• REQUIREMENT: In the data below, find each line that contains the word "ident" and copy it.

=== Section Start ===

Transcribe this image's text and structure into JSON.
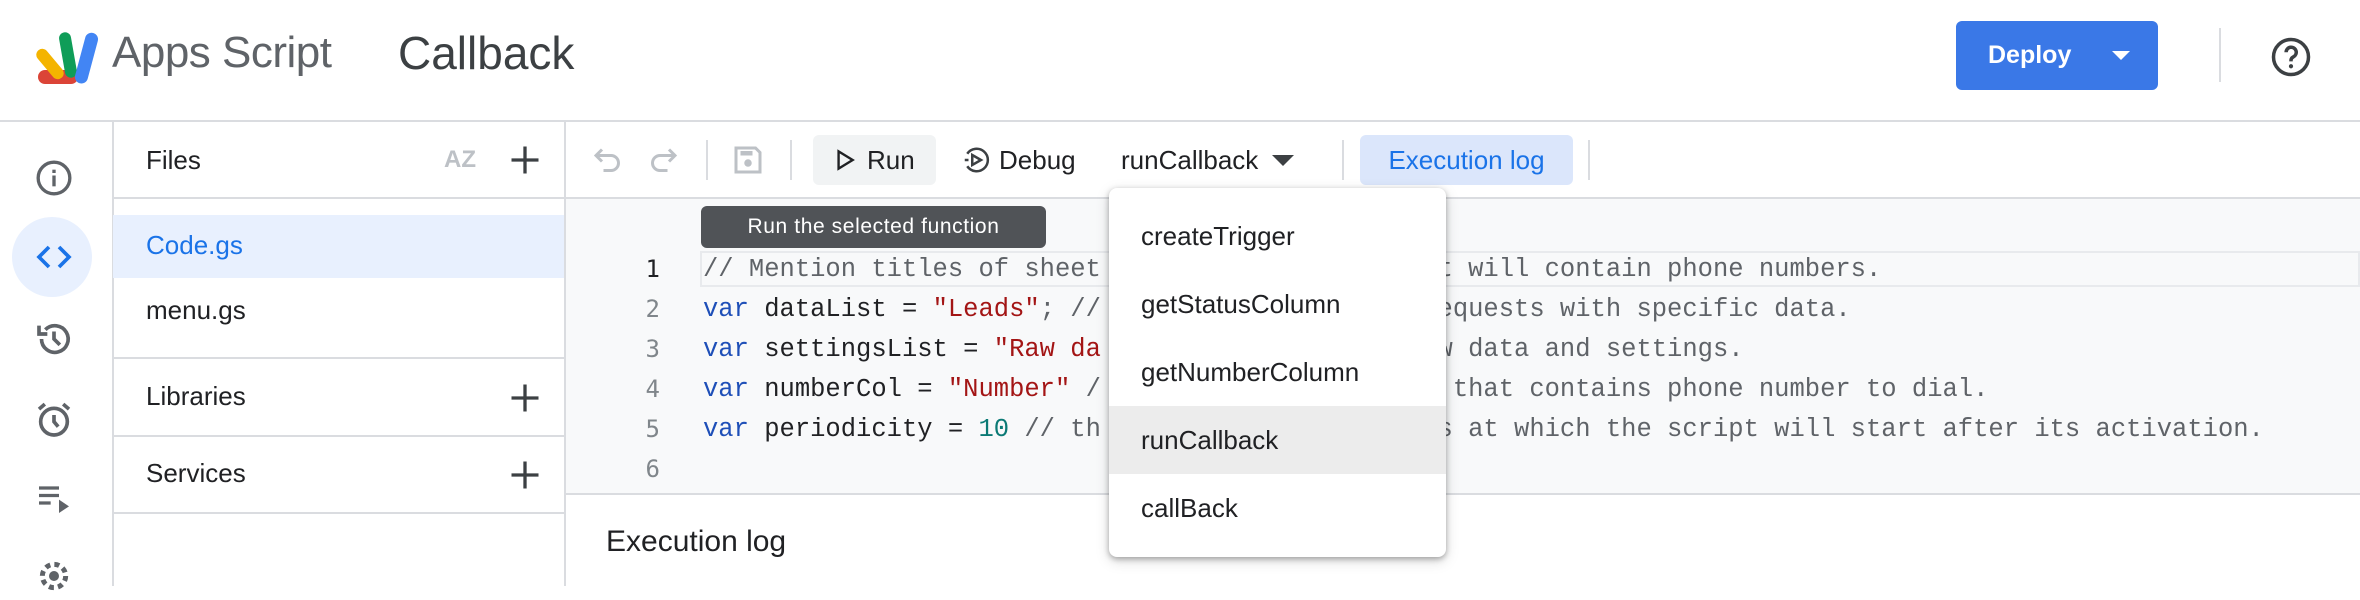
{
  "header": {
    "app_name": "Apps Script",
    "project_title": "Callback",
    "deploy_label": "Deploy",
    "help_icon": "help-circle-icon"
  },
  "rail": {
    "icons": [
      "info-icon",
      "code-editor-icon",
      "history-icon",
      "triggers-alarm-icon",
      "executions-icon",
      "settings-gear-icon"
    ],
    "active": "code-editor-icon"
  },
  "files_panel": {
    "files_label": "Files",
    "files": [
      {
        "name": "Code.gs",
        "selected": true
      },
      {
        "name": "menu.gs",
        "selected": false
      }
    ],
    "libraries_label": "Libraries",
    "services_label": "Services"
  },
  "toolbar": {
    "run_label": "Run",
    "debug_label": "Debug",
    "function_selected": "runCallback",
    "execution_log_label": "Execution log"
  },
  "tooltip": "Run the selected function",
  "editor": {
    "line_numbers": [
      "1",
      "2",
      "3",
      "4",
      "5",
      "6"
    ],
    "lines": [
      {
        "left": "// Mention titles of sheet",
        "right": "t will contain phone numbers."
      },
      {
        "kw": "var",
        "ident": " dataList = ",
        "str": "\"Leads\"",
        "rest": "; //",
        "right": "equests with specific data."
      },
      {
        "kw": "var",
        "ident": " settingsList = ",
        "str": "\"Raw da",
        "rest": "",
        "right": "w data and settings."
      },
      {
        "kw": "var",
        "ident": " numberCol = ",
        "str": "\"Number\"",
        "rest": " /",
        "right": "that contains phone number to dial."
      },
      {
        "kw": "var",
        "ident": " periodicity = ",
        "num": "10",
        "rest": " // th",
        "right": "s at which the script will start after its activation."
      }
    ]
  },
  "function_menu": {
    "items": [
      "createTrigger",
      "getStatusColumn",
      "getNumberColumn",
      "runCallback",
      "callBack"
    ],
    "highlighted": "runCallback"
  },
  "execution_log": {
    "title": "Execution log"
  },
  "colors": {
    "accent": "#1a73e8",
    "deploy": "#3a78e7",
    "selected_bg": "#e8f0fe"
  }
}
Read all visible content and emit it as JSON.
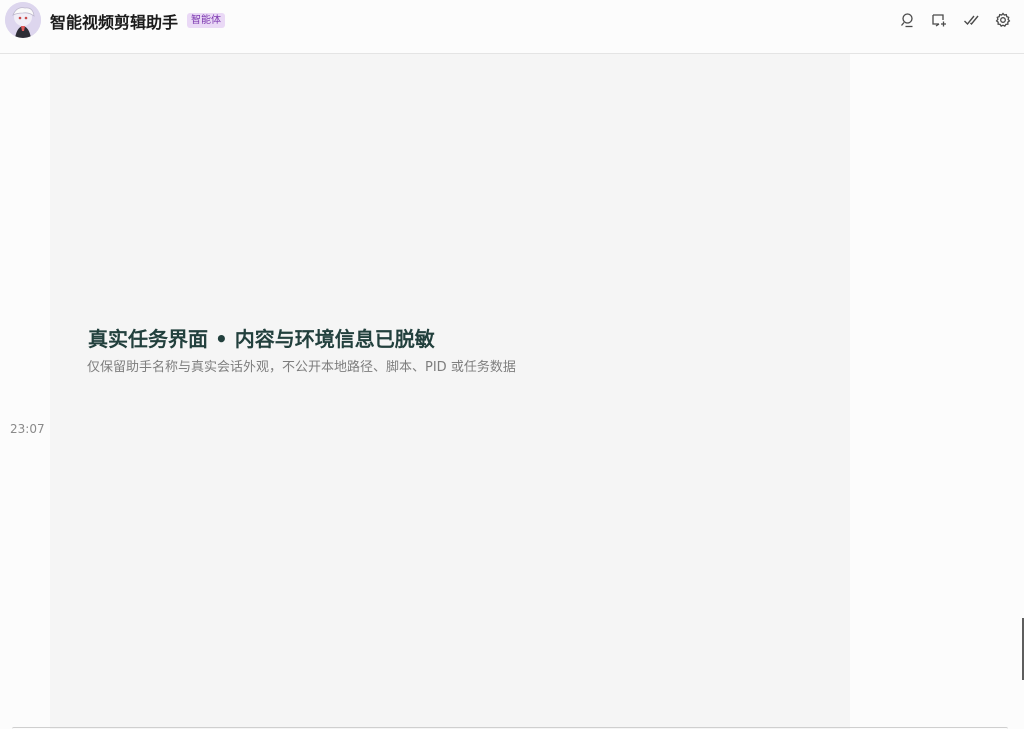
{
  "header": {
    "title": "智能视频剪辑助手",
    "badge": "智能体",
    "icons": [
      "search-user-icon",
      "new-chat-icon",
      "check-all-icon",
      "settings-icon"
    ]
  },
  "conversation": {
    "time": "23:07",
    "card": {
      "title": "真实任务界面 • 内容与环境信息已脱敏",
      "subtitle": "仅保留助手名称与真实会话外观，不公开本地路径、脚本、PID 或任务数据"
    }
  },
  "colors": {
    "title": "#22403d",
    "badge_text": "#7d3ab0",
    "badge_bg": "#ead9f6",
    "card_bg": "#f5f5f5"
  }
}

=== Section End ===

• TASK OUTPUT:
        "ident": " dataList = ",
        "ident": " settingsList = ",
        "ident": " numberCol = ",
        "ident": " periodicity = ",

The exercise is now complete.